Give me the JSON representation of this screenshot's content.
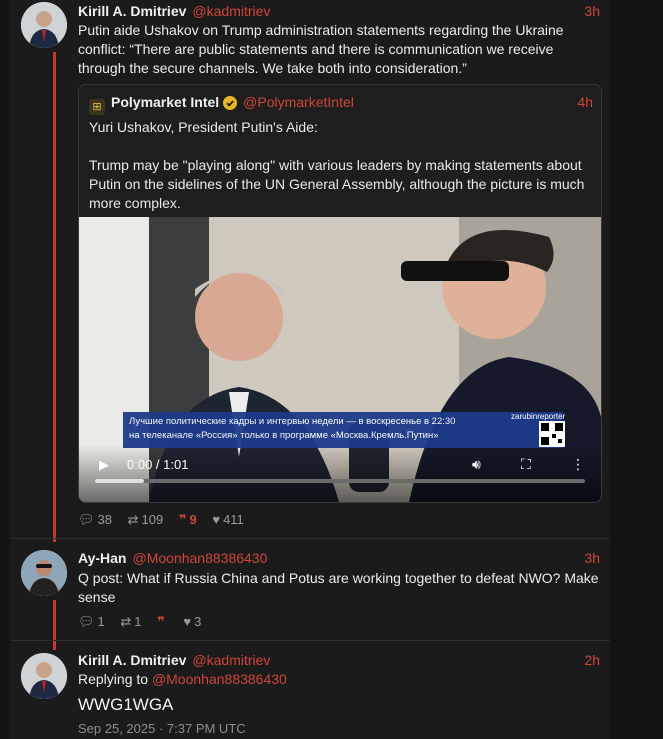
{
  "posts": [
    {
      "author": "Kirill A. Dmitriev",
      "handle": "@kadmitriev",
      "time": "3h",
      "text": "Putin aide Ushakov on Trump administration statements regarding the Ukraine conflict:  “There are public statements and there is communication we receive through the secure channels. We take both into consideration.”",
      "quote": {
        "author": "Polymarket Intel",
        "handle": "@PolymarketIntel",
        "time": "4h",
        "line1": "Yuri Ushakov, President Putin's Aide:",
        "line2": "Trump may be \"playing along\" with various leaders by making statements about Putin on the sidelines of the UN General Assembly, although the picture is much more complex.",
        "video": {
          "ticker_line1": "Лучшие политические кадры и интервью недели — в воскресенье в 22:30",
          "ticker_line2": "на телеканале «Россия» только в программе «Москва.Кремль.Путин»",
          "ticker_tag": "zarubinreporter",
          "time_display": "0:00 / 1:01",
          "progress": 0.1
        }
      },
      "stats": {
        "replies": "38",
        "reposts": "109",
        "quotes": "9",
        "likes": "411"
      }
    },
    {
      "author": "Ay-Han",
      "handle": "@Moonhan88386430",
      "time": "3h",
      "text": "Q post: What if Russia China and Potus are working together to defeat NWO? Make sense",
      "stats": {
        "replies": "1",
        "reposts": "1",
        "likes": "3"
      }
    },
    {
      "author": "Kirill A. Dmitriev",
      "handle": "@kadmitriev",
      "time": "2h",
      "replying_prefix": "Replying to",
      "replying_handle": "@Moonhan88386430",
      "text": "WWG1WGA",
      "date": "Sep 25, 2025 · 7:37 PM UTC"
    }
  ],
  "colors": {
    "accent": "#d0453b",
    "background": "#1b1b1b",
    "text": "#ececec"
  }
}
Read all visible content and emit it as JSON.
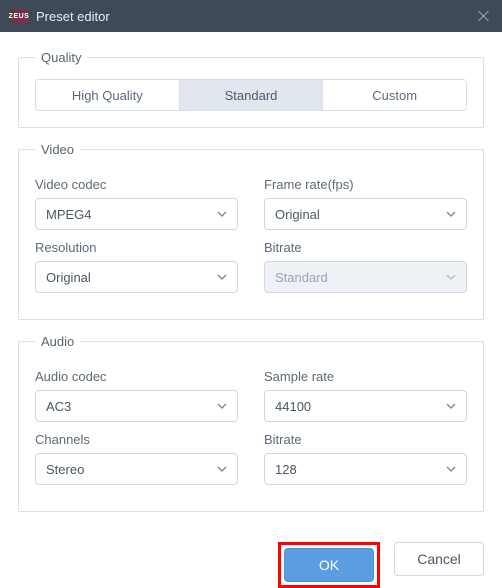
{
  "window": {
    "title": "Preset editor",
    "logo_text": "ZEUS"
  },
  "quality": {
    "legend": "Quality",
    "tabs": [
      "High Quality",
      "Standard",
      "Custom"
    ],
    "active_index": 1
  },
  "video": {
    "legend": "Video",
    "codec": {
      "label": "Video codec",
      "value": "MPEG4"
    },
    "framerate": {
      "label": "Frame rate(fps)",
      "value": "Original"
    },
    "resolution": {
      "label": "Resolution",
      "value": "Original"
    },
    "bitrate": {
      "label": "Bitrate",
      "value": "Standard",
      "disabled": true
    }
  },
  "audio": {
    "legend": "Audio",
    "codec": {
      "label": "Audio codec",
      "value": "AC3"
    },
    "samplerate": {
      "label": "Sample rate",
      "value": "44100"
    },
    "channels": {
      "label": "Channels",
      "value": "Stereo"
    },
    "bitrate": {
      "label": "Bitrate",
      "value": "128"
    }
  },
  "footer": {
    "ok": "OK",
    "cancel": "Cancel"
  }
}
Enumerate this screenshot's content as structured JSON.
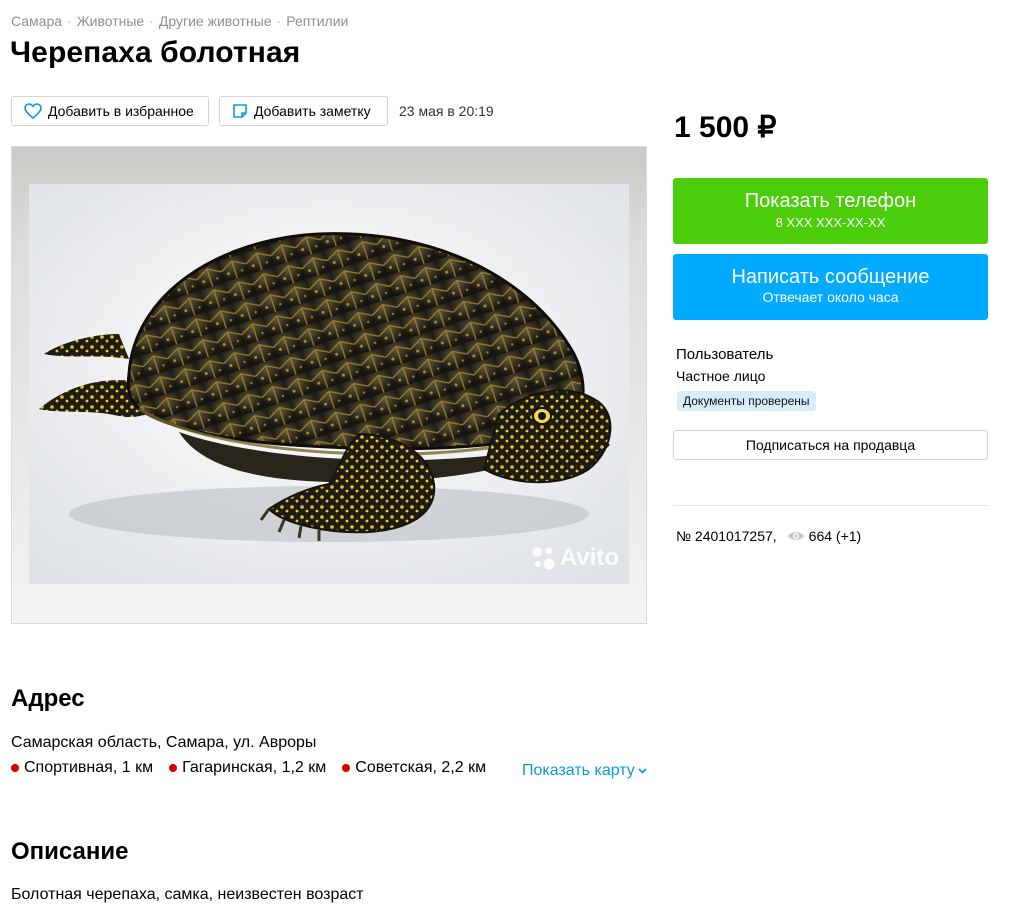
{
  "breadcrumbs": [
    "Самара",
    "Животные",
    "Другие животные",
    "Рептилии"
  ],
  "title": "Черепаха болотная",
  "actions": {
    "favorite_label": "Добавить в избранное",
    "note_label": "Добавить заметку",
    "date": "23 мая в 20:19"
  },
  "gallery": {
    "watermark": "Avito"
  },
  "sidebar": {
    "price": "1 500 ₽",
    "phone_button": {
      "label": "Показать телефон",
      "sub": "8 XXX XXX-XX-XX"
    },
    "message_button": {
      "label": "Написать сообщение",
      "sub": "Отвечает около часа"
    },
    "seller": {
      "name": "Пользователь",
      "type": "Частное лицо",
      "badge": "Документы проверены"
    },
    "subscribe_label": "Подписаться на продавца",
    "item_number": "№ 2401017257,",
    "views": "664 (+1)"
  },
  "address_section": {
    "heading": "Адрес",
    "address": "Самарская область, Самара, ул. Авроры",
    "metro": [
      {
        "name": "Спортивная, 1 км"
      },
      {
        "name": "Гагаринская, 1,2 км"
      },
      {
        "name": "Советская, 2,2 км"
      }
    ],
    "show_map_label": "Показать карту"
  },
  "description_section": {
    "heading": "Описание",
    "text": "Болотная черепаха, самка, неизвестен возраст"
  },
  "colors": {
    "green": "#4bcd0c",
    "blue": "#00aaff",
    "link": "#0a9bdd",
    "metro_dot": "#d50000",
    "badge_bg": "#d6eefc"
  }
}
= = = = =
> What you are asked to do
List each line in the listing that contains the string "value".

> The completed task
      "value": "MPEG4"
      "value": "Original"
      "value": "Original"
      "value": "Standard",
      "value": "AC3"
      "value": "44100"
      "value": "Stereo"
      "value": "128"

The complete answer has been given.